* ABOUT THIS TASK
In the records that follow, find each line containing "Quick" and copy it.

Segment Open

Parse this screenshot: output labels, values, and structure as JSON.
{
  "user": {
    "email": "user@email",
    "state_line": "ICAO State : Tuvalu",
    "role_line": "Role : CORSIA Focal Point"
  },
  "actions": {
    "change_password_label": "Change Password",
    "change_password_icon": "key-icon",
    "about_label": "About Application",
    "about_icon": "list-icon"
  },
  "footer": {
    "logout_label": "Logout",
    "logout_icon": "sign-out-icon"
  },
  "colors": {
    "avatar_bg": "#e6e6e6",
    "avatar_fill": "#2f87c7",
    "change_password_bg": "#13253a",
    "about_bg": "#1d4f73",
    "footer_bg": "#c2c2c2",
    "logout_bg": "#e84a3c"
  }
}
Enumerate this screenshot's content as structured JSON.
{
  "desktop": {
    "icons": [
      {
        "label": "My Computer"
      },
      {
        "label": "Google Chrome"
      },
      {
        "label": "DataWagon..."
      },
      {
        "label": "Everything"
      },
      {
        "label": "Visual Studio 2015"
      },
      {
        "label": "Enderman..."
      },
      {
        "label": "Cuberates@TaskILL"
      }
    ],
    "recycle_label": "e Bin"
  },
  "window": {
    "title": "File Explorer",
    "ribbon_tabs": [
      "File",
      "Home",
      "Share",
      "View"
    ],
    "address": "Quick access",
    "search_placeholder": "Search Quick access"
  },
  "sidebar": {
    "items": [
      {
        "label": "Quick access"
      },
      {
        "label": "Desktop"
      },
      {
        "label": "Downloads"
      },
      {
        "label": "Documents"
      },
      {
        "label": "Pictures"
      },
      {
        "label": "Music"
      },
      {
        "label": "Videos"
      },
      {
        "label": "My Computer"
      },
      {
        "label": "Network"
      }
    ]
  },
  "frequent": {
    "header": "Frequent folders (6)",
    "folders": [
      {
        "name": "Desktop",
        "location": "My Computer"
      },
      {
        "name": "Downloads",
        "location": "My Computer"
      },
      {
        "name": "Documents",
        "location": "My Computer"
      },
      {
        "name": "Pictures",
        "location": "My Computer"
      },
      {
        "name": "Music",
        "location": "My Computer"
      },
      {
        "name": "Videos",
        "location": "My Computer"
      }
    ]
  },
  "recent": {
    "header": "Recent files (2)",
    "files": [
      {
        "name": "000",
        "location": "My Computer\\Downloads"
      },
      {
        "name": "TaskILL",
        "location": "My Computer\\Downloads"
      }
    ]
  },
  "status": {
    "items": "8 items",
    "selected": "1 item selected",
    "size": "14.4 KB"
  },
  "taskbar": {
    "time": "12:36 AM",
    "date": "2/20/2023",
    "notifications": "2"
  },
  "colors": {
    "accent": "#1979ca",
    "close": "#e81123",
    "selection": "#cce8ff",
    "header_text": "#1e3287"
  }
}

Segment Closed

* EXPECTED ANSWER
    "address": "Quick access",
    "search_placeholder": "Search Quick access"
        "label": "Quick access"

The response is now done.